Interface dataset entries
******

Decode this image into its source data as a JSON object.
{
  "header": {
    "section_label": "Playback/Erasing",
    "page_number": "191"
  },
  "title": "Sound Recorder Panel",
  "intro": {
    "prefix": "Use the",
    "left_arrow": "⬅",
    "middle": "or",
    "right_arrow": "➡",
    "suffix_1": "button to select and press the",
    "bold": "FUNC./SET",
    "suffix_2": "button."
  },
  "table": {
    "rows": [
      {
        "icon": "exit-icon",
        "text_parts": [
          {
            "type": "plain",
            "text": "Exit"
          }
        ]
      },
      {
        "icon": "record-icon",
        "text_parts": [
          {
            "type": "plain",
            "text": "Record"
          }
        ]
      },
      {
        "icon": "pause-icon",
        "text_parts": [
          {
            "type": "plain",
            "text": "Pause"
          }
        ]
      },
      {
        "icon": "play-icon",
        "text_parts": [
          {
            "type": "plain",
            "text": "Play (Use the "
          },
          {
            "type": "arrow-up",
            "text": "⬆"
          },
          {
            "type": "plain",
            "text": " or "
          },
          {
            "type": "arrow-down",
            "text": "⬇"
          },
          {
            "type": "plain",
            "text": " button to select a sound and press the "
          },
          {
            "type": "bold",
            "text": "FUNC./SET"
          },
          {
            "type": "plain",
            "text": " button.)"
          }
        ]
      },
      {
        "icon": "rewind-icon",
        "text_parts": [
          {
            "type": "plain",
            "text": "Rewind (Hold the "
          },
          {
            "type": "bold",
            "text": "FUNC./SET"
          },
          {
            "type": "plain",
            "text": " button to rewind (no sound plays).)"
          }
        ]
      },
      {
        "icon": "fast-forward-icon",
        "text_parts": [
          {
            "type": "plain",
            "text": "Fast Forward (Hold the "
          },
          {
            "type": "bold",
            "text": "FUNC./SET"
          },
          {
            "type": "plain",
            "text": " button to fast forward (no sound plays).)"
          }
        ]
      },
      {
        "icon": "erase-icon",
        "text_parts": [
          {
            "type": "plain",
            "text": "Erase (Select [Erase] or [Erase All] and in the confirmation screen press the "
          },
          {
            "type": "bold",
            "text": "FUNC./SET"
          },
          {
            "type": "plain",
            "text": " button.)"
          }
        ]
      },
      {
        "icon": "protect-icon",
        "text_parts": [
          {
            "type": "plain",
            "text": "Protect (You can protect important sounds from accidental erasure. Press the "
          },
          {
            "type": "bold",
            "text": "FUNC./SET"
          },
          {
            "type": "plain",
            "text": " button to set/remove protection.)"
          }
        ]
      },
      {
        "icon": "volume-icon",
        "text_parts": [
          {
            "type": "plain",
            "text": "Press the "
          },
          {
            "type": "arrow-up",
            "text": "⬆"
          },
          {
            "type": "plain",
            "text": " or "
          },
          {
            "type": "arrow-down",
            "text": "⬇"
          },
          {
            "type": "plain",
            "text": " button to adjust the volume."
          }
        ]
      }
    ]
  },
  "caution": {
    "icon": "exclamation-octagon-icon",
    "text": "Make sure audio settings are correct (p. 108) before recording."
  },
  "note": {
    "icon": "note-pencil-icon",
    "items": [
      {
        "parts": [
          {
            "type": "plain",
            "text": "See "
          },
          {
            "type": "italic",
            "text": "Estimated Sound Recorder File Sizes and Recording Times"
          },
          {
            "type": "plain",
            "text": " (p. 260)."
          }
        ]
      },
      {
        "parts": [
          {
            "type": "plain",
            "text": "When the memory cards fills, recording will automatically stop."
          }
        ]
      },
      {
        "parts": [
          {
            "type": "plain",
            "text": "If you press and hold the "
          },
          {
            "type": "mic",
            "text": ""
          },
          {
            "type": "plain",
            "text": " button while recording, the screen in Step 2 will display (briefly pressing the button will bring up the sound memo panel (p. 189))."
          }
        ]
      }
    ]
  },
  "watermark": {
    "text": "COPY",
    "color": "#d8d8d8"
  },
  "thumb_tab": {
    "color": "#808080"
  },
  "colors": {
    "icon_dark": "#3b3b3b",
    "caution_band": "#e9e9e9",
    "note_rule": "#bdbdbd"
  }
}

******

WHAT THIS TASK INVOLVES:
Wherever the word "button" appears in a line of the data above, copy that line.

EXERCISE ANSWER:
    "suffix_1": "button to select and press the",
    "suffix_2": "button."
            "text": " button to select a sound and press the "
            "text": " button.)"
            "text": " button to rewind (no sound plays).)"
            "text": " button to fast forward (no sound plays).)"
            "text": " button.)"
            "text": " button to set/remove protection.)"
            "text": " button to adjust the volume."
            "text": " button while recording, the screen in Step 2 will display (briefly pressing the button will bring up the sound memo panel (p. 189))."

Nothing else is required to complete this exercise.